The inquests into his victims’ deaths heard that the probation officers, police and MI5 agents monitoring him did not formally discuss the risks of allowing him to go.
Khan had been released from prison 11 months earlier after serving a sentence for preparing acts of terrorism, and MI5 received intelligence that he wanted to commit an attack after being freed.
Det Sgt Jon Stephenson, from Staffordshire Police Special Branch, told Monday’s hearing that he could not recall a possible attack at the Fishmongers’ Hall event being discussed at official meetings days before Khan’s attack on 29 November 2019.
He was present at a public protection meeting on 14 November, and an operational meeting involving police and MI5 on 18 November.
Det Sgt Stephenson said there had been no fresh intelligence of attack planning after Khan was released from prison in December 2018, and positive reports from probation.
“Learning Together was deemed to be a positive factor in his rehabilitation, I’m not aware of any objections being raised by anybody as to why he couldn’t or shouldn’t attend,” he added.
The counter-terror officer said it “did not occur” to him to suggest safety measures, such as an escort for Khan or bag searches at Fishmongers’ Hall, at the public protection meeting.
Jonathan Hough QC, counsel to the inquests, said Khan was a known terrorist with a “terrible record” of violence and radicalisation inside prison.
He said that the event was Khan’s first unaccompanied trip away from Stafford since he was freed, and was held next to the site of the 2017 terror attack on London Bridge.
“Looking back, do you think you and your colleagues ought to have raised concern and given some advice?” he asked.
“Yes,” Det Sgt Stephenson replied.

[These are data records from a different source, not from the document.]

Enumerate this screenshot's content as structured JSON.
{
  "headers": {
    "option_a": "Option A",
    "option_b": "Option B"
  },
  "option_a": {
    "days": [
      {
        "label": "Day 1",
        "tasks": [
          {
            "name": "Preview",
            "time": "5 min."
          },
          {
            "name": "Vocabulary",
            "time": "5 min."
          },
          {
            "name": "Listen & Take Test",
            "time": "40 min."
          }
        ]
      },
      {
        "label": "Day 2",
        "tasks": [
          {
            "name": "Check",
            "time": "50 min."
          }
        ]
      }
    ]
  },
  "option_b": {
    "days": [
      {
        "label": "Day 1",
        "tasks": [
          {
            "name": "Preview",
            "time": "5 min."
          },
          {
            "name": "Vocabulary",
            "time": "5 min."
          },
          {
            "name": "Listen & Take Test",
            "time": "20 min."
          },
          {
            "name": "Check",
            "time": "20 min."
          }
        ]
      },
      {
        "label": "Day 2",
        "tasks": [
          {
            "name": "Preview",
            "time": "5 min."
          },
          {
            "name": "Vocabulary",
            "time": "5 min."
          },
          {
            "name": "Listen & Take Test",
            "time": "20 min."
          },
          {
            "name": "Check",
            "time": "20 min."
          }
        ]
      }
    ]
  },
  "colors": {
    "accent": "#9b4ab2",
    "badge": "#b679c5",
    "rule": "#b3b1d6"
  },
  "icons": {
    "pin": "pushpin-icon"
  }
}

The officer also admitted he should have raised concern at the following joint operational team meeting with MI5. “I could have raised that risk,” he said. “That was something that could and should have been raised.”
The officer said that in the 11 days between that meeting and Khan’s attack, there was no discussion between counter-terror police and MI5 about any potential risks around his visit to Fishmongers’ Hall.
Previously, Det Sgt Stephenson had raised concerns about Khan’s desire to take a course on driving rubbish lorries because of the terrorists’ previous use of large vehicles in terror attacks.
“It didn’t seem appropriate, considering he was a convicted terrorist and was being offered potentially access to a heavy vehicle, because there had been a recent series of attacks across Europe,” he told the inquests.
Khan was not allowed to join the course. He told the police officers monitoring him in face-to-face meetings that the refusal prevented him from getting a construction job but was lying, the inquests heard.
Det Sgt Stephenson called for the frequency of police visits to Khan to increase in the run-up to the attack because he feared he was “isolating himself”, but the officer in charge of the visits refused.
The inquests previously heard that MI5 and police monitoring missed Khan’s purchase of knives and equipment to construct a fake suicide vest days before the attack.
He arrived at the Fishmongers’ Hall event with the vest concealed under his clothing, and carrying knives in a bag.
Khan used a break between sessions to make his final preparations in a toilet, revealing the fake suicide belt and taping two knives to his hands.
He murdered Learning Together course coordinator Jack Merritt, 25, and former volunteer Saskia Jones, 23, and stabbed three other people before being chased onto London Bridge and shot dead by police.
The inquests are establishing the circumstances of the victims’ deaths and whether they could have been prevented.